Segment Start: Data extracts

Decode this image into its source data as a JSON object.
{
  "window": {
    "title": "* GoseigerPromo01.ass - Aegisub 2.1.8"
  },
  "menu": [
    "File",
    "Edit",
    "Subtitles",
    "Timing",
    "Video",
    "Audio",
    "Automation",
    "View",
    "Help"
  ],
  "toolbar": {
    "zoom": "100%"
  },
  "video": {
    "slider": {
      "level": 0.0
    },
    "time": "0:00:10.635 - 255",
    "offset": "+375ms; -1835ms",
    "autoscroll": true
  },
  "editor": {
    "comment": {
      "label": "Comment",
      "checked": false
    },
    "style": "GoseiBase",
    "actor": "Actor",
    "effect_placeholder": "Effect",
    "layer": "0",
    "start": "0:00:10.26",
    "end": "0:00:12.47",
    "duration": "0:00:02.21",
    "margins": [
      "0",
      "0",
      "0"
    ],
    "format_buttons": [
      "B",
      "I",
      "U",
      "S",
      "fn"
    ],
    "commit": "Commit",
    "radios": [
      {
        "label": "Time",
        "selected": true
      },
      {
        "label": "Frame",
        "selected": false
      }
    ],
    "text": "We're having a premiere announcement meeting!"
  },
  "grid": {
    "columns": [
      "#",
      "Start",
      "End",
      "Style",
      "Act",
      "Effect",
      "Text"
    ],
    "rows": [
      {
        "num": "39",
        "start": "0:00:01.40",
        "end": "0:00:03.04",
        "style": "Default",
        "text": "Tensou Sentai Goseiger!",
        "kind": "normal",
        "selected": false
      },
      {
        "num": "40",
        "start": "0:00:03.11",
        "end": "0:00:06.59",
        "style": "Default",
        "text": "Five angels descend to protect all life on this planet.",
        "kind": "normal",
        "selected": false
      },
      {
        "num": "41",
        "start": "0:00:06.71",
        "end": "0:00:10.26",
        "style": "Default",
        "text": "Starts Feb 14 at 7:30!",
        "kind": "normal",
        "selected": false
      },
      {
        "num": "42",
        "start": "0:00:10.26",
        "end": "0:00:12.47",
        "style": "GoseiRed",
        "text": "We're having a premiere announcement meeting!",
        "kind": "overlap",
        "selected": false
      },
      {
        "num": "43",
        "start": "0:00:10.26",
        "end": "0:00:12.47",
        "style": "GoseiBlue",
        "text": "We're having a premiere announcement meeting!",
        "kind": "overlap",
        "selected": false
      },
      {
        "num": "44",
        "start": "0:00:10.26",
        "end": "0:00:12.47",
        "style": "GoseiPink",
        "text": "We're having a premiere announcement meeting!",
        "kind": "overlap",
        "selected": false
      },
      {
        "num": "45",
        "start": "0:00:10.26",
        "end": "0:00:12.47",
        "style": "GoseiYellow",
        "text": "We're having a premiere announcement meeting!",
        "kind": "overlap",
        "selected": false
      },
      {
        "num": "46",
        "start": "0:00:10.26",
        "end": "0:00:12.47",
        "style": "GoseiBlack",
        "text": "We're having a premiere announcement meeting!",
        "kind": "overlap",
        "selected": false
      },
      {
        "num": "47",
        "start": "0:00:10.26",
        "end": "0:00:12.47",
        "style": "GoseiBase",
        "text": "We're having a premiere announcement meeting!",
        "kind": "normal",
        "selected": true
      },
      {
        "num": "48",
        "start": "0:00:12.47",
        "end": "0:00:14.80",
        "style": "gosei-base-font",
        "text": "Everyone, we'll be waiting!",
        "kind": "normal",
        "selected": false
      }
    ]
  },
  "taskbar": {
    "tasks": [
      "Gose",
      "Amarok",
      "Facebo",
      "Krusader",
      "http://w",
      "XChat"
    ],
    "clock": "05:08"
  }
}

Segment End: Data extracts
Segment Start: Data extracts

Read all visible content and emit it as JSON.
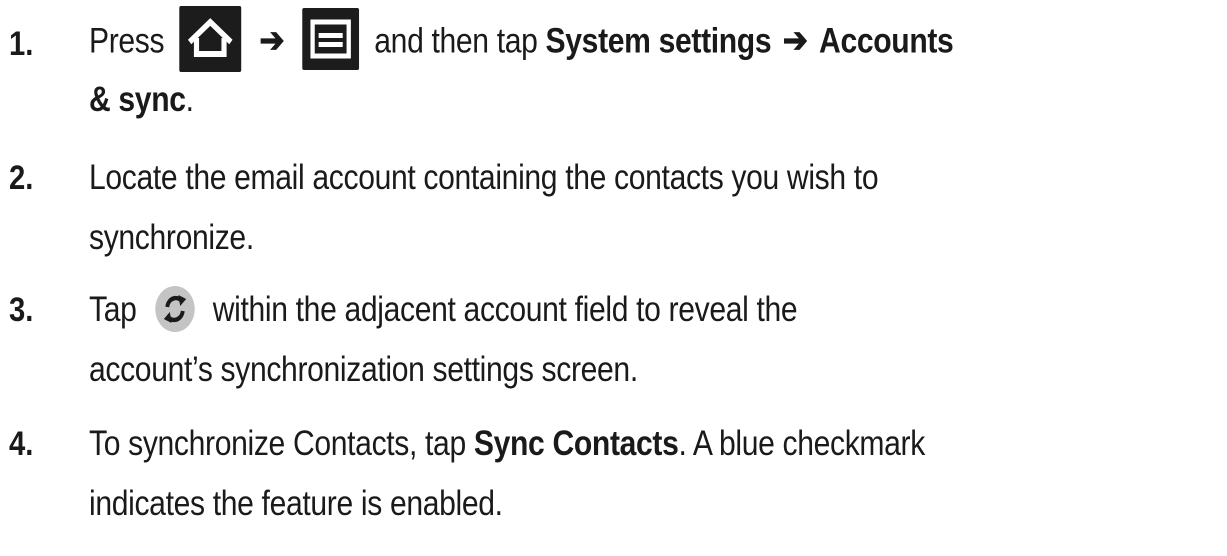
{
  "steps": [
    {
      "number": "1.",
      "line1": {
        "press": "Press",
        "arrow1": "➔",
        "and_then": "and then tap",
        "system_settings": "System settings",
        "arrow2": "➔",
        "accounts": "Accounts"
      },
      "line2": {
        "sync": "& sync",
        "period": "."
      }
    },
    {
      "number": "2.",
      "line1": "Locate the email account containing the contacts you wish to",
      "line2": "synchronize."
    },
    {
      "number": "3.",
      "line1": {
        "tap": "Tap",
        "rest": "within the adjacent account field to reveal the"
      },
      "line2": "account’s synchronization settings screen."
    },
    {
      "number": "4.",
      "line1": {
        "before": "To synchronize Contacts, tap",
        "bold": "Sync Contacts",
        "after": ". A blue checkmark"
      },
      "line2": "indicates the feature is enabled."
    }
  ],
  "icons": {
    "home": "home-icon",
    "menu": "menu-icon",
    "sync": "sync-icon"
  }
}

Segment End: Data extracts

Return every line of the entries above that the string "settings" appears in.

        "system_settings": "System settings",
      "line2": "account’s synchronization settings screen."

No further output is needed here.